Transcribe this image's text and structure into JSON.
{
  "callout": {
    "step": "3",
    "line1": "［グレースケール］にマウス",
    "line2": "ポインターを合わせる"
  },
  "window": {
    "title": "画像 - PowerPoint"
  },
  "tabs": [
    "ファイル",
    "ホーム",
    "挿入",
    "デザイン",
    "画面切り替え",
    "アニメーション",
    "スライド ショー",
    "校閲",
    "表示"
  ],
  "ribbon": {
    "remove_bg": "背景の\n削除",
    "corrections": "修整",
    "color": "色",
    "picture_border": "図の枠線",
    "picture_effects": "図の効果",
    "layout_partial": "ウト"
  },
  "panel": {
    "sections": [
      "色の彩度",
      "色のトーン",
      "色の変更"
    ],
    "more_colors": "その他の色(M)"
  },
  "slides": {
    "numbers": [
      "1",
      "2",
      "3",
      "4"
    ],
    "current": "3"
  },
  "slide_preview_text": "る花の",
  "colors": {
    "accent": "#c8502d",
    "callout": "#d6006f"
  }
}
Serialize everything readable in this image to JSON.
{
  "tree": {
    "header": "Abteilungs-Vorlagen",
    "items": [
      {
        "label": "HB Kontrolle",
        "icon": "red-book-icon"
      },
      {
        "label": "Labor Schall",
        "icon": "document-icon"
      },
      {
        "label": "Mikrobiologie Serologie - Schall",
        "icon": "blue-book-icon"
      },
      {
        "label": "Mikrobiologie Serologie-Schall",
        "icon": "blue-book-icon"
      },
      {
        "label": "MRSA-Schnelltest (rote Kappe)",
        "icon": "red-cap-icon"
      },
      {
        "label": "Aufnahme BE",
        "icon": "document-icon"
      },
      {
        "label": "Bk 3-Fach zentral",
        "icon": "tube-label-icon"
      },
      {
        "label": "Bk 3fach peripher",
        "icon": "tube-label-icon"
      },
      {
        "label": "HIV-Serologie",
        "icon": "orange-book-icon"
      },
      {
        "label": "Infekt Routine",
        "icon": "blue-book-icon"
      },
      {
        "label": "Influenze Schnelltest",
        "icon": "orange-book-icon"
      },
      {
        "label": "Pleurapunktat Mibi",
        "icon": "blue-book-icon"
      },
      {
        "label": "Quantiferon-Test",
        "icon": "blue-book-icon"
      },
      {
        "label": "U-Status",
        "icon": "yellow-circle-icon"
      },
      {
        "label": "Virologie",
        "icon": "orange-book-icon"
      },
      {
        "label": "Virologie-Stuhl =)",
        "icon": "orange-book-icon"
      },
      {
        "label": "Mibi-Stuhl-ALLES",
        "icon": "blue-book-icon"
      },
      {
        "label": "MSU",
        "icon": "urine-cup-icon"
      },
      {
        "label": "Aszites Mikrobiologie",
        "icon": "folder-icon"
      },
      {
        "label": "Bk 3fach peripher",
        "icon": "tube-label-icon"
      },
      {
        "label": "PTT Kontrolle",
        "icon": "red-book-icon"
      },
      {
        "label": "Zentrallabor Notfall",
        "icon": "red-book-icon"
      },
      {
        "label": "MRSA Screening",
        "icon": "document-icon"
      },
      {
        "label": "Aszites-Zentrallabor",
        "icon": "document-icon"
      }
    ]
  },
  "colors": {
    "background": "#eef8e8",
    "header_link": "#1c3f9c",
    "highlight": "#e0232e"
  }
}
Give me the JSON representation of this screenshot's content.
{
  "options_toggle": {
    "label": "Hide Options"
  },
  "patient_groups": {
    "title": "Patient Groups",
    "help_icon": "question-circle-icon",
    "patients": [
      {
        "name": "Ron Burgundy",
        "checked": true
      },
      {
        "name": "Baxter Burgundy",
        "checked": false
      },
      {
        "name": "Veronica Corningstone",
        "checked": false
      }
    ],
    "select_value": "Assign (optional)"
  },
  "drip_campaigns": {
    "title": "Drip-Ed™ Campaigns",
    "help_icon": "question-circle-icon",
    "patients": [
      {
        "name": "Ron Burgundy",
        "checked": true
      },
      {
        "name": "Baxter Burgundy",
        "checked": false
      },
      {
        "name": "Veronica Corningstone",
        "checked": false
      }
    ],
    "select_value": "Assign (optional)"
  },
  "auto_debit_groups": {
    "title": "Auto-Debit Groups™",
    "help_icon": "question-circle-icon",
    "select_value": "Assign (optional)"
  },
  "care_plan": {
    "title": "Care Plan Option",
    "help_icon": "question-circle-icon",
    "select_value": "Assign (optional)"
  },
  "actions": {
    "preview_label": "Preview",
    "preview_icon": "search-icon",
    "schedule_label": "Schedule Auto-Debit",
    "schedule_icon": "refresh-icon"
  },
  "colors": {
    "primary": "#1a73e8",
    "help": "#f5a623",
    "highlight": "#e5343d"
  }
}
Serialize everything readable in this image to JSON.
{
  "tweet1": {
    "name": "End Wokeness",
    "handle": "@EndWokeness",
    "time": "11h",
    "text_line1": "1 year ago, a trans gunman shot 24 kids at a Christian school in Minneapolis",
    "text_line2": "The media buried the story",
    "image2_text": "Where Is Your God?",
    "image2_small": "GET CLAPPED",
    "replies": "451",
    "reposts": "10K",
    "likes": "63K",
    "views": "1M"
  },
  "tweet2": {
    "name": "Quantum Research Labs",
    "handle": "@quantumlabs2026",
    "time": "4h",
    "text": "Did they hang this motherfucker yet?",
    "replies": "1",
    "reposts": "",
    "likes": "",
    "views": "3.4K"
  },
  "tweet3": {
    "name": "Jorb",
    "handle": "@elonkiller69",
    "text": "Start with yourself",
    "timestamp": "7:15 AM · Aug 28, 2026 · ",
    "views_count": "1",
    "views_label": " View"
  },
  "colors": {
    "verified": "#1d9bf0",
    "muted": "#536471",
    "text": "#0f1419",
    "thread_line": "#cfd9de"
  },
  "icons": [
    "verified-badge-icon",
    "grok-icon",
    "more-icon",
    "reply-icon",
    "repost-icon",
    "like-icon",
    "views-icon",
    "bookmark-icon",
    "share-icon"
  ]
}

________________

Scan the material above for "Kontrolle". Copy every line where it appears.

        "label": "HB Kontrolle",
        "label": "PTT Kontrolle",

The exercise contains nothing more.